What’s your pace at that, say 4 weeks out of the marathon?
Including the warm-up and cool-down I think it averages to be around 3:35/km. Depending on how long the hard section is I run anywhere from 3:09-3:20/km for the tempo portion.
Which is your favorite race?
National XC champs in Guelph. I won in 2007 (Bairu was hurt) and watched with a broken foot in 2008. It will be in Guelph again this year and next. Cross-country isn’t my strongest discipline but I find it more interesting and fun than road or track.
Which races are on your lifetime to-do-list?
Ones in which I haven’t done, New York City Marathon, a big European XC race, Around the Bay 30km, London Marathon and Oslo 5000m.
What are you drinking during a marathon?
PowerBar Strawberry-Banana gels mixed with water and PowerBar C2Max endurance formula.
Are you using supplements?
I take Nutrilite Double X, iron, and vitamins.
What’s your diet like? Are you meticulous with your diet?
I’m pretty strict with my diet as far as trying to eat all the good things. I make sure I’m getting plenty of fruit, vegetables, whole grain and protein. Once I get the good stuff in I save room for cookies and chocolate.
When the going gets tough in a race, what’s your mental strategy?
It’s a bad thing to do but at first I usually start talking myself out of the race. I have to remind myself that I’ve trained hard and I’m only going to be happy with the performance if I give it everything. Basically I just remind myself that I owe it to myself to give’r. I’ve been able to decrease the amount of negative self-talk in the past few years. I used to always want to drop out or start jogging, but I’ve never done either so it’s not even worth thinking about.
Is there a phase in the marathon where the going gets tough in particular for you?
In the Ottawa marathon my quads started to really hurt with 5km to go. I simply didn’t have enough miles in my legs to be really strong. I’m sure it’s going to hurt next time too but I’ll be better prepared for it this time around.
Do you have any interest in triathlon?
I’d like to try a triathlon but I don’t think I’m a good swimmer and I don’t have the passion to learn to swim well. At this point I wouldn’t want to do a tri unless I was going to be competitive, maybe that will change once I’m done competitive running. I also don’t feel like wearing visors just yet.
If you wouldn't be a pro runner, would you still run? Do you intend to continue after racing pro?
I would definitely still run but I would mix in more biking and XC skiing.

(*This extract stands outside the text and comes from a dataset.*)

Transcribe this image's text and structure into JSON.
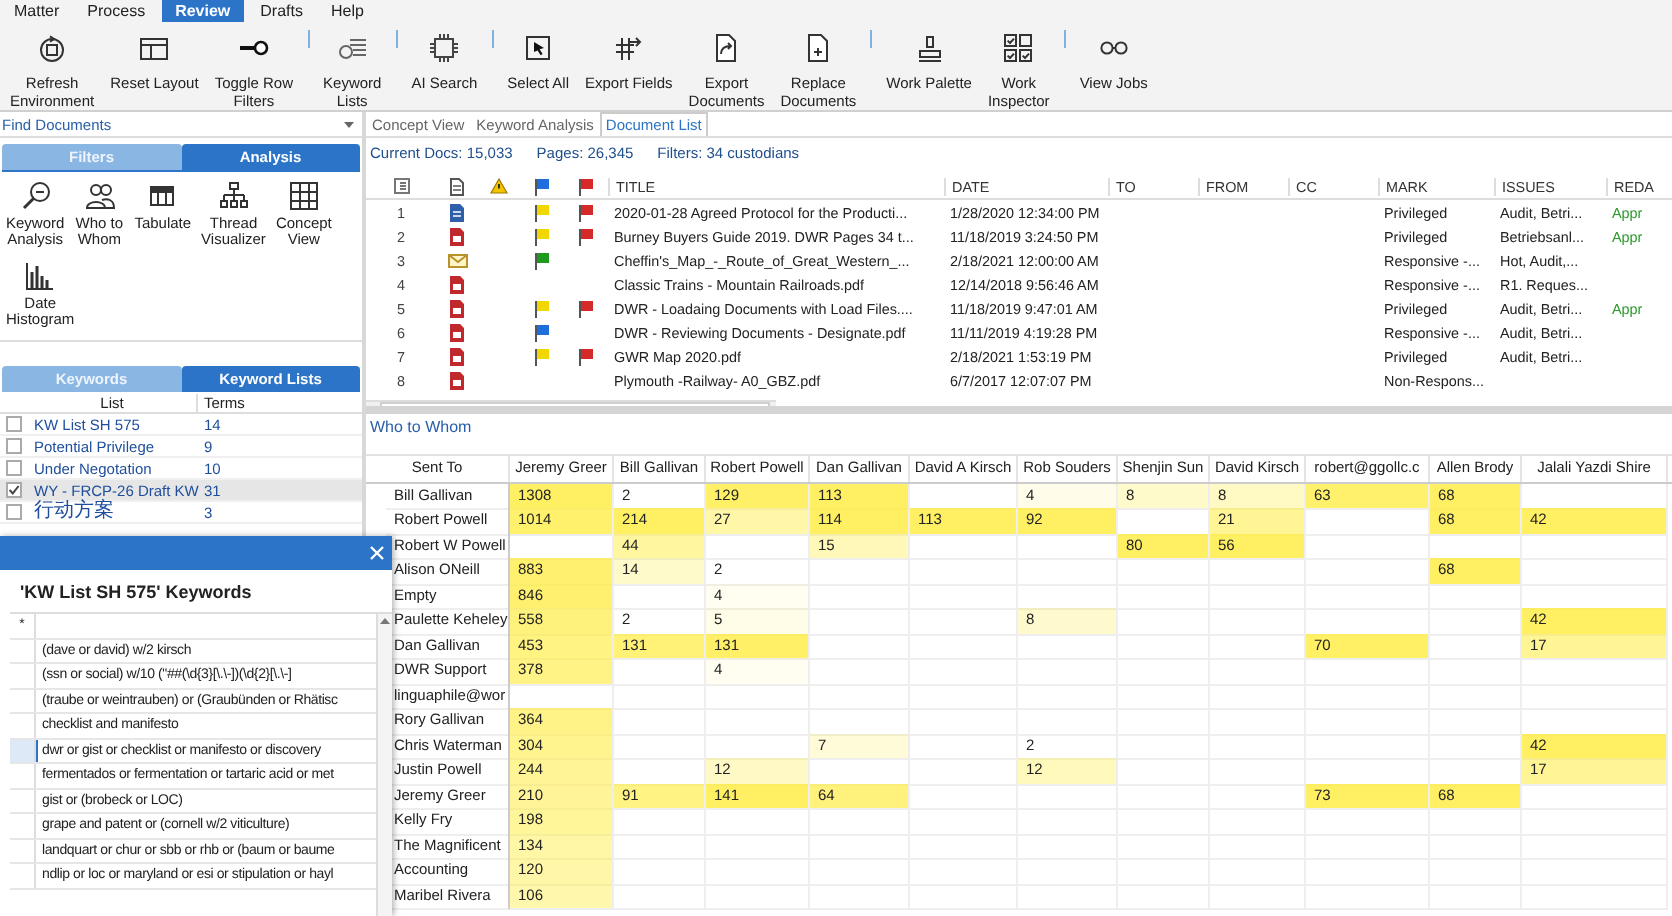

Once I’m done competitive running it’s only going to be trail running. Last September when I was coming back from injury I was just running, no specific workouts. All on trails and if I felt good I’d pick it up, nothing like a tempo run but faster than typical easy runs. I really enjoyed running that way, plus it was much nicer than a few months prior when I was scrambling to get ready to race while injured.
How much can you bench?
I really don’t know. I remember doing reps of 110 pounds a few years ago.
How many pull-ups can you do?
More than most girls can.
Tell us about the skateboard mile!
I thought I could skateboard a mile faster than I could run and many of my training partners didn’t believe me. There is an asphalt track in Guelph and I went there and skated a 3:49 mile. I’m sure I could go much faster with bigger wheels and a longer deck.
Do you still skate? What else are you doing outside running?
Since I broke my foot in November I haven’t skated. This is the longest I’ve been off my board in 15 years, maybe even 20 years. I’m too paranoid about breaking my foot again. I’ll roll around a bit after the World Championships. This summer I’ve been going to the local skatepark with my friends. Watching isn’t nearly as fun but it’s better than watching television.
I’ve always liked biking and lately I’ve been riding a fixed gear to get around the city and mountain biking in the trails. I read books, watch movies and listen to music to fill my days between running sessions.
Thank you so much for this great interview Reid and best of luck in Berlin. We will certainly watch out for you!